As a math teacher, you know that finding ways to engage and motivate your students can be a challenge. Textbooks can be dry and boring, and worksheets can feel repetitive and uninspiring. That’s where math games come in! By incorporating math games into your instruction, you can help your students to better understand and retain math concepts, and you can also get a better sense of what your students know and can do.

Textbook companies are increasingly recognizing the value of using games as a part of their math instruction, and are beginning to include them in their materials. Even if your math textbook does not include games, you can still use math games as a supplement to your instruction by identifying a math skill that your students are struggling with and using a game to help them practice and master that skill.

Overall, using math games in conjunction with your textbook can be a highly effective way to improve student learning and engagement in math class. But how can you integrate math games into your instruction? Here are a few strategies to try:

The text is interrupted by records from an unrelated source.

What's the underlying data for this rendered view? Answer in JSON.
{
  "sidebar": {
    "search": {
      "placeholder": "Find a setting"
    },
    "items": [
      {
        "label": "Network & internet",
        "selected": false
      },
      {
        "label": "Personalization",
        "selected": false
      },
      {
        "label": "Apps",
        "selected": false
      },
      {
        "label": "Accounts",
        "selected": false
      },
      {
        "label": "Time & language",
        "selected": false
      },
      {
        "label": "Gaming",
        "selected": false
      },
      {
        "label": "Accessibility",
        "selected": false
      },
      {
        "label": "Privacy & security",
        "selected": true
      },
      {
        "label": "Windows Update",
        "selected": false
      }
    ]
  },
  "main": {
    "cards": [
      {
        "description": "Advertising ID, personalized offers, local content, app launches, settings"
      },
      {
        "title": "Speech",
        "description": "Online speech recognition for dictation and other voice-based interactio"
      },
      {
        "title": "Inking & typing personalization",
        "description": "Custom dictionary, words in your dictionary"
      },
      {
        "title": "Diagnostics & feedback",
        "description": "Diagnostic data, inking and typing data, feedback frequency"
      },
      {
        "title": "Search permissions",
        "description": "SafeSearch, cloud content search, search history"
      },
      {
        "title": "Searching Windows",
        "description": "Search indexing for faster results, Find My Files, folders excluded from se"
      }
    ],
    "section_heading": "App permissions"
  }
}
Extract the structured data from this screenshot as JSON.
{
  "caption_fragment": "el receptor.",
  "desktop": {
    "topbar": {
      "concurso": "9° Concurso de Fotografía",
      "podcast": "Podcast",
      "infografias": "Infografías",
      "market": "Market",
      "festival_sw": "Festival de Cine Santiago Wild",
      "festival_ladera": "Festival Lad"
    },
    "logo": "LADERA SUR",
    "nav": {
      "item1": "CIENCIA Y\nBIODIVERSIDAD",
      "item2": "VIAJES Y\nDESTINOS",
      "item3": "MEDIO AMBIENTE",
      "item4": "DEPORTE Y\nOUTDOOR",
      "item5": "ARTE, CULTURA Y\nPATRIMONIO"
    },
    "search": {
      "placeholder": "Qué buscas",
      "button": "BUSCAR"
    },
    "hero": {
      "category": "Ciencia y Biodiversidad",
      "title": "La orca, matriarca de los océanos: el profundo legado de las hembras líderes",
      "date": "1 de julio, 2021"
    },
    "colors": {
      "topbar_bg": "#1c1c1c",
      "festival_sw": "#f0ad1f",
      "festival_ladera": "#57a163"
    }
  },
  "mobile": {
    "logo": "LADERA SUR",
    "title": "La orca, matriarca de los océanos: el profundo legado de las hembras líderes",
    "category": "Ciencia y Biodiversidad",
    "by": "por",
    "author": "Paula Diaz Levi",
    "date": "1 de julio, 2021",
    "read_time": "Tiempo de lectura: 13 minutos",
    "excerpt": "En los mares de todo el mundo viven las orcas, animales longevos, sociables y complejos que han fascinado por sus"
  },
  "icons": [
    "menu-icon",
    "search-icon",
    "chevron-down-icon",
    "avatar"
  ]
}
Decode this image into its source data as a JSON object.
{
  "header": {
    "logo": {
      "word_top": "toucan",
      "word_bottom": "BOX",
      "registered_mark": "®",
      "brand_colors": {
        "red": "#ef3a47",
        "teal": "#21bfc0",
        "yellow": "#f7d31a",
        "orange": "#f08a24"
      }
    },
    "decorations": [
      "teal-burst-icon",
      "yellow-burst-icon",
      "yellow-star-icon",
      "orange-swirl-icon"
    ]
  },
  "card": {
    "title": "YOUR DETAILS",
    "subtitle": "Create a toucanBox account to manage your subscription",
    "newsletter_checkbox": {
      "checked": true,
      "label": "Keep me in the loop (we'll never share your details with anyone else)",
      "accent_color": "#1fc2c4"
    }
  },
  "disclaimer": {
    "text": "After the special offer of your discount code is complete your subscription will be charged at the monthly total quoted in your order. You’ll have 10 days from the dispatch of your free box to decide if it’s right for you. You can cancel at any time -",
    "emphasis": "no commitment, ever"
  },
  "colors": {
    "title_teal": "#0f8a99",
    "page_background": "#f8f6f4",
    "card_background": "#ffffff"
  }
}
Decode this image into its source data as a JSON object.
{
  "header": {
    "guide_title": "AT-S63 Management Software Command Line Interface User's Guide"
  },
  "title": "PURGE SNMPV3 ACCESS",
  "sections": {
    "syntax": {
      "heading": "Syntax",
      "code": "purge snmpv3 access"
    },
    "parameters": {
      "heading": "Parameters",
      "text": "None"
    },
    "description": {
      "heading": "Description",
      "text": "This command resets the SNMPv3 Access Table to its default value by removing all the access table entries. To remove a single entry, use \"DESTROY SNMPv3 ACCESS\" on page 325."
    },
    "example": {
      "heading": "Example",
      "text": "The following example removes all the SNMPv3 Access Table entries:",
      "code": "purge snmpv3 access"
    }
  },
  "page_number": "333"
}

- Use math games as a warm-up activity. Math games can be a great way to get students energized and focused at the start of a lesson. For example, you might use a game to review previously learned math concepts or to introduce new material in a fun and engaging way.
- Use math games as a review tool. Math games can be a useful tool for reviewing and reinforcing math concepts that have been taught. For example, you might use a game to give students extra practice with a particular skill or to help them prepare for a test.
- Use math games as a challenge for advanced students. Math games can be an excellent way to challenge and engage advanced students. You might use a game to provide an extra challenge for students who are excelling in math class, or to introduce more advanced math concepts to your class.

Here are a few examples of math games that could be used in each of these contexts:

- Warm-up activity: “Around the World,” a game in which students compete to solve math problems and advance to different locations on a game board.
- Review tool: “Math Jeopardy,” a game in which students answer math questions from different categories to earn points.
- Challenge for advanced students: “Math Masters,” a game in which students compete to solve advanced math problems and complete math challenges.

Remember, the key is to choose math games that are appropriate for your students and that align with your curriculum goals. By doing so, you can effectively integrate math games into your instruction and help your students to learn and enjoy math.

Now that you know the benefits of using math games in your classroom, why not give them a try? Our **printable math games **are the perfect way to add some fun and engagement to your math lessons. Each game is designed to help students practice and master important math skills, and they are easy to incorporate into your instruction. So why wait? **Give our math games a try** today and see the difference they can make for your students!